Nobody can deny that the real heroes of the Games are the athletes. The sponsors of the Games, however, undeniably make a lot of money from the success of the athletes. Yet cynicism aside, the advertising campaigns this year have ensured that everyone has been a winner.
I am sure I was not the only one who saw the Greek national team lead the other teams into the arena and wish we could do more to bring back the feel of the traditional Olympic Games – before the drugs, the fickle press, the gender determination tests and the greedy corporate element. The sponsors have a primary aim: profit increase. But haven’t this year’s ads achieved more than this? They fit the bill as far as the “inspire a generation” concept is concerned. This year’s campaigns encourage young people not only to aim for athletic achievement but also marketing mastery.
With sponsors including P&G, British Airways, and UPS it is easy to understand the difficulty some companies faced linking campaigns for their products to the theme of sport. The obvious cynical take against the giants of Coca Cola and McDonalds would be that the games would be more likely to inspire “high fat saturation” rather than a “generation”. Coca Cola tackled this problem by producing a festival styled T.V ad which featured Mark Rhonson and Katy B, two British singers, performing on a stage alongside Olympic athletes in training, representing four different nations. The song, “anywhere in the world” reminds the audience of the global power of the brand while representing the London Games as an international stage. The label only appears on the bottle of an excited teenager in the audience, further enhancing the brand’s “open happiness” theme. Their “Move to the Beat” campaign for London 2012 is far more about the excitement involved in an international event, which is then linked to the brand. The key point to make is that everyone (the brand, the Games and the consumers) benefits from this. It is a party where nobody is left off the guest list.
With a “John Lewis” Christmas ad feel, P&G decided the softer touch was appropriate. What else could be softer in a beefed-up athlete’s life than the proud cardigan wearing mother behind them? With this concept in mind the P&G “Proud Sponsor of Mum’s Campaign” hit the British heartstrings as well as the company’s target market for cleaning products. A mini Paula Radcliffe appealed to anyone with a heart and kept in-line with the ‘inspire a generation’ concept. Alongside this campaign was the “Before gold there was red, white and blue” TV ad for their American product Tide. It evoked in many two key elements essential for enjoying international sport – national sports kit and national pride. With national pride in mind which U.S. citizen could possibly disregard the final slogan – “When colours mean this much, you can only trust them to Tide.”
Arguably the most avant-garde Olympic advertising campaign seen this summer was from BA. Everywhere in the country, on tubes, billboards, and magazines the message was clear “Don’t Fly, Support Team G.B”. But how could this message possibly boost sales for an airline, a British airline?

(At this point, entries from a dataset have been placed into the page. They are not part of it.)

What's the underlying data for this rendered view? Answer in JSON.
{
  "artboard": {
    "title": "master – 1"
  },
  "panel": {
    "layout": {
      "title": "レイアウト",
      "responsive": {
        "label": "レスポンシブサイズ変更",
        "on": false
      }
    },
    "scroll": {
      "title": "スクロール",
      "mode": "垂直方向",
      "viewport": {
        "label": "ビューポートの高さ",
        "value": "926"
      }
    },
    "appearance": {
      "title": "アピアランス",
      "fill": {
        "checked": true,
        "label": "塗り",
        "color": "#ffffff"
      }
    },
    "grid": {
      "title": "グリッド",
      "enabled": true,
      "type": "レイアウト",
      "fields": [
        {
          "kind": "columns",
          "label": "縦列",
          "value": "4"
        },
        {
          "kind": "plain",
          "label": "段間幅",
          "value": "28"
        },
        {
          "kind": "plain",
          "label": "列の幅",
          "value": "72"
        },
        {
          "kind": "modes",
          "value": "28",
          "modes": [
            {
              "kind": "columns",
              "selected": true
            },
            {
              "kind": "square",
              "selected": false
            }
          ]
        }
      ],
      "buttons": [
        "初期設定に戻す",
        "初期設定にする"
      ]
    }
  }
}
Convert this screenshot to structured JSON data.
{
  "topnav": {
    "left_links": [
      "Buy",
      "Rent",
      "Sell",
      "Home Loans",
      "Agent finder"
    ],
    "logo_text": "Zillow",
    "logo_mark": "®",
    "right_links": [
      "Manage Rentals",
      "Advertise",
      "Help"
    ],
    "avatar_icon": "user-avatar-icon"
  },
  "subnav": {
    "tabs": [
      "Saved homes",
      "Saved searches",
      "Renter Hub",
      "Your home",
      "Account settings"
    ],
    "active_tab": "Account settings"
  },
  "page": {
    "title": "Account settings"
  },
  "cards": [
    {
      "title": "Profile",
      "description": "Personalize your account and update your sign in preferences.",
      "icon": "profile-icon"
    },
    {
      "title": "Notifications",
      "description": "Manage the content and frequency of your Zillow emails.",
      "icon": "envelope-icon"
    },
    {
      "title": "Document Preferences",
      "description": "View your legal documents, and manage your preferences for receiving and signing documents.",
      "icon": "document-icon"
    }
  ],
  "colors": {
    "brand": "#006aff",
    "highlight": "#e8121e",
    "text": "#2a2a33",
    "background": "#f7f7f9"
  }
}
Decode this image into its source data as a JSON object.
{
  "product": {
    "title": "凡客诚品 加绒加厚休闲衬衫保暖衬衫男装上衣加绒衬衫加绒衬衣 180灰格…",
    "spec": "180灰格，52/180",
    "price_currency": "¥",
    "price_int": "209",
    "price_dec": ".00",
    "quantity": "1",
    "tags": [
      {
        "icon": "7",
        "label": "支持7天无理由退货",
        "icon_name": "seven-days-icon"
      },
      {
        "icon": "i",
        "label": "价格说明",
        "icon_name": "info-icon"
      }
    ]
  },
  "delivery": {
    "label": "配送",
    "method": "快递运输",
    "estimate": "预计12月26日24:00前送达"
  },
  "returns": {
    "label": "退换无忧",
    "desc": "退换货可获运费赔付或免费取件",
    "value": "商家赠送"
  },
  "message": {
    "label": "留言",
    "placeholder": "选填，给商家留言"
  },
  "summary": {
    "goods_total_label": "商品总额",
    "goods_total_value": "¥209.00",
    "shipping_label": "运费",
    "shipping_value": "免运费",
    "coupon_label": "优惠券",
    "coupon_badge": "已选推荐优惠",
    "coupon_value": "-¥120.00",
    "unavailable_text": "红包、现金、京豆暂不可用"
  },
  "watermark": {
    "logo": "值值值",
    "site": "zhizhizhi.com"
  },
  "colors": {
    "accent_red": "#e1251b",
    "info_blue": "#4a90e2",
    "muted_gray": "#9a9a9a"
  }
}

British Airways made the brave and incredible decision of telling the public not to book flights with them, to stay in the country for one of the most lucrative times of the airline calendar to support the home team. How can this ever do the airline any good? Well for a start the advertisement is memorable above all else, but most importantly it extrovertly places national pride before commercial gain for two sacred weeks. Do we not feel proud to have an airline that encourages us to stay at home and support the best athletes our country has to offer?
It is important to remember that before all the sponsorship, the shameful doping and even the fickle press the games were for one purpose only, Glory. Of course BA have not joined the green party and advertising will never be for love rather than money. However, even if this campaign only seems to be selfless, BA are still promoting an inspiring message: be proud of your country. The airline is likely to profit hugely from the Games, but with such a boost for national pride, why should we bother being cynical about that, when in fact we are all winning.